The Dangers of the Lottery


A lottery is a game in which you pay a small amount of money (for a ticket, typically) for the chance to win a prize. The prizes can be anything from cash to goods or services. Some people use strategies to increase their odds of winning. For example, some players choose their numbers based on the dates of their birthdays or other events in their lives. Other people use software that helps them select the right numbers. Regardless of the strategy used, it is important to buy your tickets from authorized retailers. It is also important to know the odds of winning before you play.

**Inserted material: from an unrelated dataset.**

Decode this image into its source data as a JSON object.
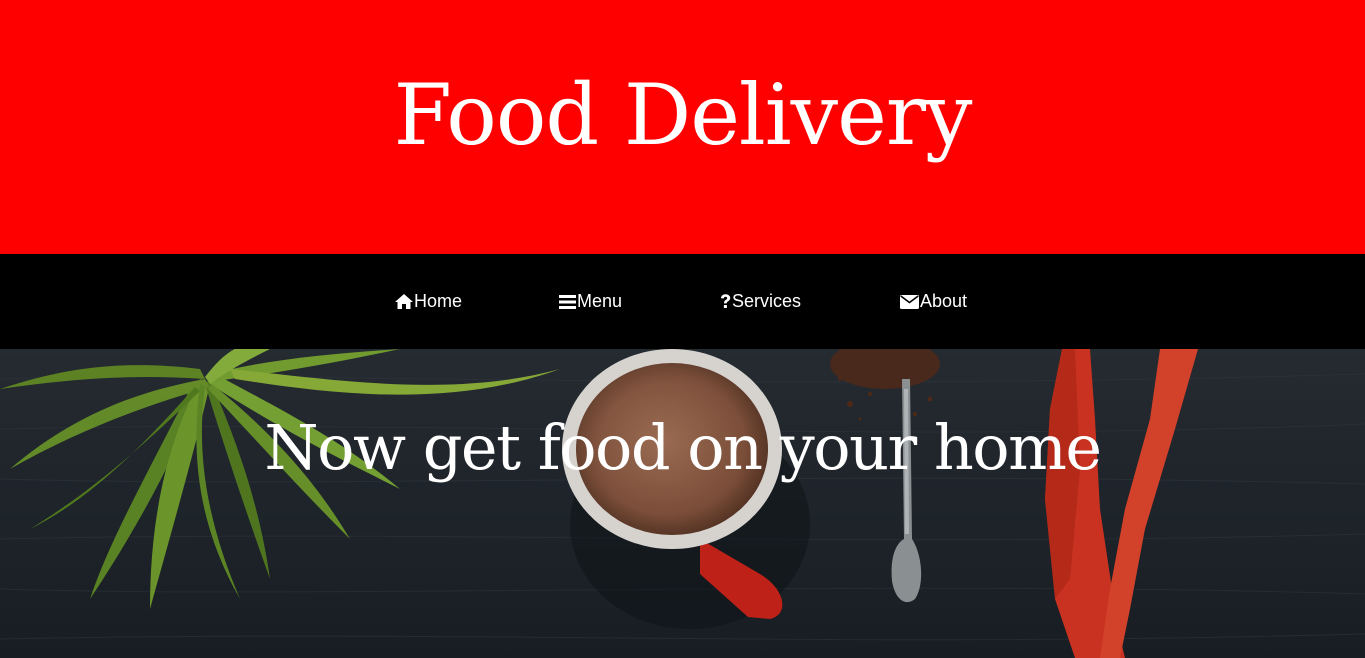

Lotteries can be a great way to raise money for good causes. They can help build schools, support the arts, and even fight poverty. However, they can also cause a lot of harm. This is especially true when they are run by corrupt governments or private companies. Fortunately, there are ways to avoid the dangers of the lottery.

Many people enjoy playing the lottery for the entertainment value it provides. The thrill of possibly winning a huge sum of money is exciting. However, the chances of winning are incredibly low, and there is always a risk of losing everything you have invested. In addition, there are often huge taxes on the winnings, which can drain the winnings almost immediately.

The lottery is one of the world’s oldest games, and it has a long history. It has been used for centuries to fund government projects and to distribute public goods. It is believed that the first lottery in the world was organized by the Roman Empire as a form of social entertainment at dinner parties. This type of lottery involved the distribution of gifts to guests, including fancy dinnerware and other items of unequal value.

During the 17th century, lotteries became increasingly popular in Europe. They were seen as a painless method of taxation and helped raise funds for a variety of public uses. They were also used to distribute property, such as land or buildings. Lotteries were also used to establish universities, including Harvard, Dartmouth, Yale, and King’s College.

The modern word “lottery” comes from the Dutch noun lot (“fate”), which is derived from Middle English loterie, itself a calque on Old English lotinge, or the action of drawing lots. In fact, the first state-sponsored lottery in the United States was established in 1769 to raise money for the Continental Congress.

Today, Americans spend over $80 billion on lottery tickets each year, which is about $600 per household. This is a huge sum of money that could be better spent on paying off debt, saving for retirement, or building an emergency fund. While there is nothing wrong with enjoying a little bit of fun, it is important to understand the risks before you start spending your hard-earned money.